Shakespeare used so much religious imagery in the dialogue to evolve the importance and seriousness of their love, to emphasise sincerity and unison. It also has a dramatic effect on the audience, both Shakespeare’s; the audience is moved by the romantic and pure human nature and fate. Shakespeare made it very believable that they can fall in love so quickly by the religious references, although the modern audience might be cynical about it. This is the first time when the audience is shocked by the dramatic irony as Romeo, who’s a Montague and Juliet, who’s a Capulet fall in love although their parents are deadly enemies, and would never tolerate their relationship. Again, there’s foreshadowing of upcoming tragic events, the audience can’t wait to find out what happens, they’re very excited, worried and curious.

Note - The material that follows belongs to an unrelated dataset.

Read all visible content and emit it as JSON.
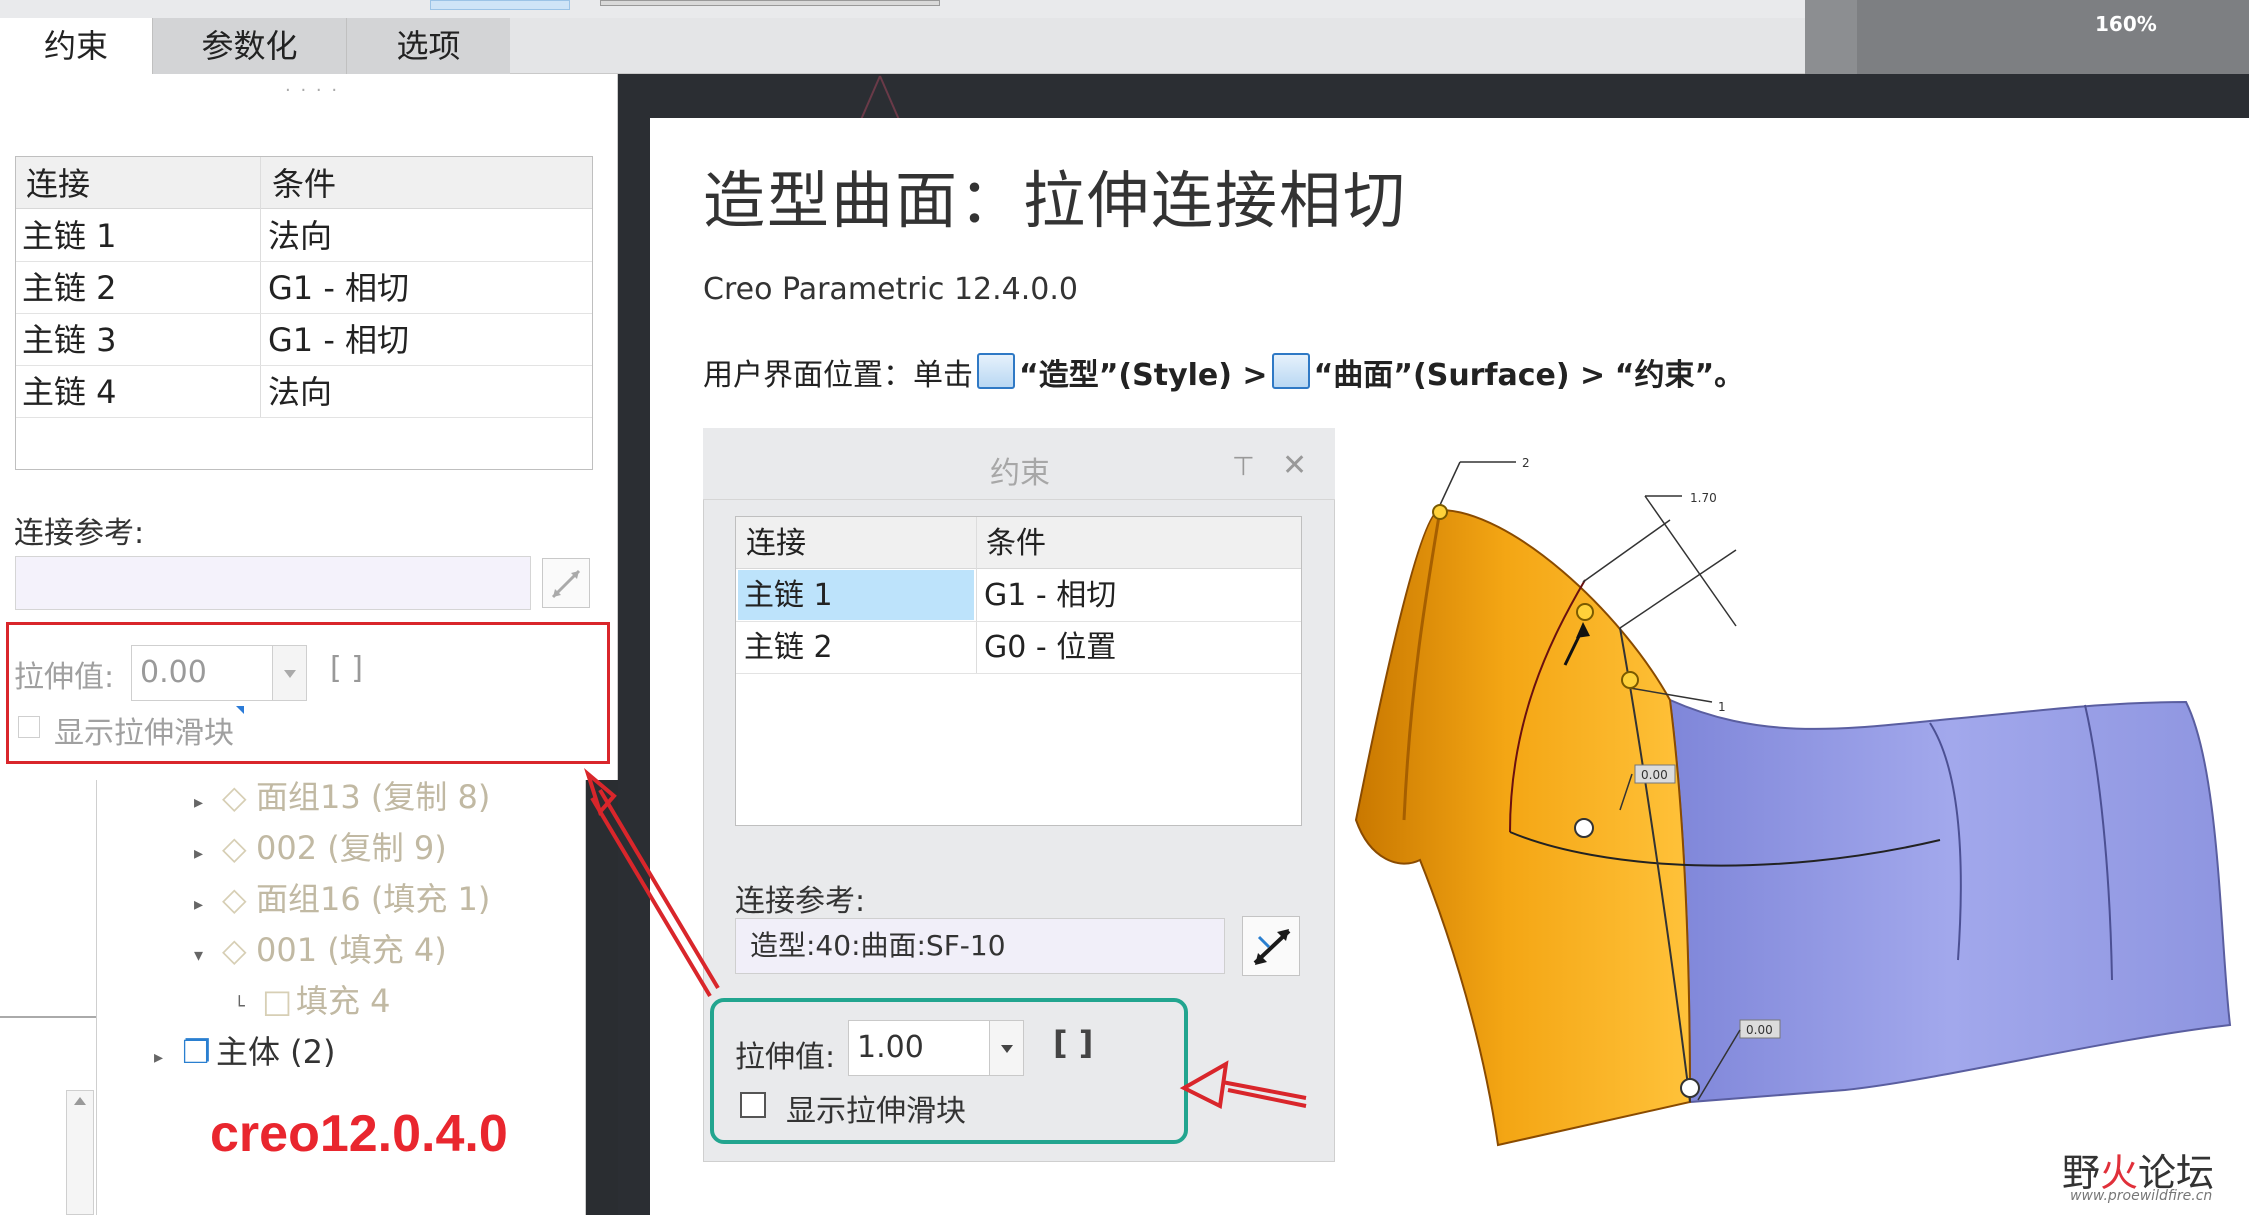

Right after they kissed, Juliet’s nurse calls for her and tells her that her mother wants to have a word with her. Romeo asks the nurse who the girl is; as of course he doesn’t know yet that she is Juliet, Lord Capulet’s daughter. As the nurse tells him who she is, Romeo’s shocked and says “O dear account! My life is my foe’s debt” meaning that now he owes his life to Lord Capulet and again foreshadowing tragic events, death. He feels uneasy; he knows that there’ll more to this when he says, “so I fear, the more is my unrest”.
Juliet also uses her nurse to find out about the “yond gentleman”. When she comes back, and tells Juliet that the man is called Romeo and is a Montague, she also foreshadows tragedy by saying “My only love sprung from my only hate…That I must love a loathï¿½d enemy” meaning that the only person she’s in love with is her great enemy, and the audience can predict that the outcome of their relationship is not going to be accepted and there will be retrievals from both of the families resulting in a tragic ending.
Act I, Scene 5 gives the audience a romantic and an exciting feeling. This is due to the variation events following each other; there are very serious, sad and aggressive moments in this scene as well as funny, humorous and romantic ones making the scene very colourful and enjoyable. The contradiction between the themes and the people in the scene supplement each other making the scene complete. The imagery used adds to the auditive pleasures of the audience and creates the feeling of a higher class in society. The violence and rage add to the excitement, and the oxymorons and religious references used by both Romeo and Juliet add to the romantic atmosphere of the audience.